Stephen Harper really seems to have it out for sociology. In 2013, in response to an alleged plot against a VIA train, Harper remarked that we should not â€œcommit sociology,â€ but pursue an anti-crime approach. And last week, in response to the death of Tina Fontaine, Harper argued that an inquiry into missing and murdered indigenous women is not needed, because this is not a â€œ sociological phenomenon â€ but simply a series of individual crimes.
Of course, not only is all crime a sociological phenomenon , but also without a broader sociological analysis we canâ€™t begin to understand why the rates of missing and murdered indigenous women are tragically high compared to non-indigenous women. Furthermore, itâ€™s clear that if rates of violence against non-indigenous women climbed as high as those of indigenous women, this government (even with its woeful record on womenâ€™s issues) would be more likely to announce not only a public inquiry but a full-scale national strategy. (This double-standard in how we value human lives is what sociologists call â€œracism.â€)
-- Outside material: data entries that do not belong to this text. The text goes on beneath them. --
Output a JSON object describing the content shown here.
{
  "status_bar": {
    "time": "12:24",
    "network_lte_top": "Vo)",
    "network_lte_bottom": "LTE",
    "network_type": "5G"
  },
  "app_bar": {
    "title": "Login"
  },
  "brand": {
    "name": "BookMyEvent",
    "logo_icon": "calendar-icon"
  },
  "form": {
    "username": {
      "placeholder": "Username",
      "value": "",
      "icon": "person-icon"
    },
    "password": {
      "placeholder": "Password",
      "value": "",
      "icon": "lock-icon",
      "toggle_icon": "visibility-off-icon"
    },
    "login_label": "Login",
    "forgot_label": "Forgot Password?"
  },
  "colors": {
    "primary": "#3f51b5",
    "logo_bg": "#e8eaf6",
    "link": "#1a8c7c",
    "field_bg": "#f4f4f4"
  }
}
Harperâ€™s two disparaging comments about sociology, however, also need to be understood alongside his gutting of the long-form census in 2010. It is widely accepted that this action fundamentally undermined Canadaâ€™s ability to understand its own demographics, long-term social trends, and inequalities â€” in short, its sociology.
So what does Harper have against sociology? First, Harper is clearly trumpeting a standard component of neo-liberal ideology: that there are no social phenomena, only individual incidents. (This ideology traces back to Margaret Thatcherâ€™s famous claim that â€œthere is no such thing as society.â€) Neo-liberalism paints all social problems as individual problems. The benefit of this for those who share Harperâ€™s agenda, of course, is that if there are no social problems or solutions, then there is little need for government. Individuals are solely responsible for the problems they face.
This ideology is so seductive not only because it radically simplifies our world, but also because it mirrors the two social institutions neo-liberals actually believe in â€” the â€œfreeâ€ market and law and order. Everything is reduced to either a simplistic market transaction or a criminal case. In the former, you either have the money to buy stuff, or you donâ€™t and itâ€™s up to you to get more. In the latter, a lone individual is personally responsible for a crime and is punished for it. Easy peasy. No sociology needed.
But thereâ€™s yet another reason this ideology is so hostile toward the kind of sociological analysis done by Statistics Canada, public inquiries and the like. And that has to do with the type of injustices we can even conceive of, or consider tackling, as a society.
You see, sociologists often differentiate between â€œpersonal injusticesâ€ and â€œsystemicâ€ or â€œstructural injustices.â€ Personal injustices can be traced back to concrete actions of particular individuals (perpetrators). These actions are often wilful, and have a relatively isolated victim.
Structural injustices, on the other hand, are produced by a social structure or system. They are often hard to trace back to the actions of specific individuals, are usually not explicitly intended by anyone, and have collective, rather than isolated, victims. Structural injustices are a result of the unintended actions of many individuals participating in a social system together, usually without knowing what each other is doing. Whereas personal injustices are traced back to the harmful actions (or inactions) of individuals, structural injustices are identified by differential societal outcomes among groups. Sociologists call these â€œsocial inequalities.â€
And therein lies the rub. Perhaps the key difference between personal and structural injustices is that the latter are only clearly identifiable through macro-level societal analysis â€” that is, sociology. This is because a) there are no clear perpetrators with whom to identify the injustice and assign responsibility; and b) while structural injustices do generate concrete harms and victims, we often only learn about the collective nature of the injustice through statistical inquiry, or by identifying social/demographic patterns over time.
What should be clear, then, is that Harperâ€™s seemingly bizarre vendetta against sociology is actually an ideological attempt to prevent Canadian society from being able to identify, and tackle, its structural injustices. Without large-scale sociological analyses, we canâ€™t recognize the pervasive, entrenched social inequalities that these analyses reveal. And because structural injustices are actually generated by our social systems, both their causes and solutions are social.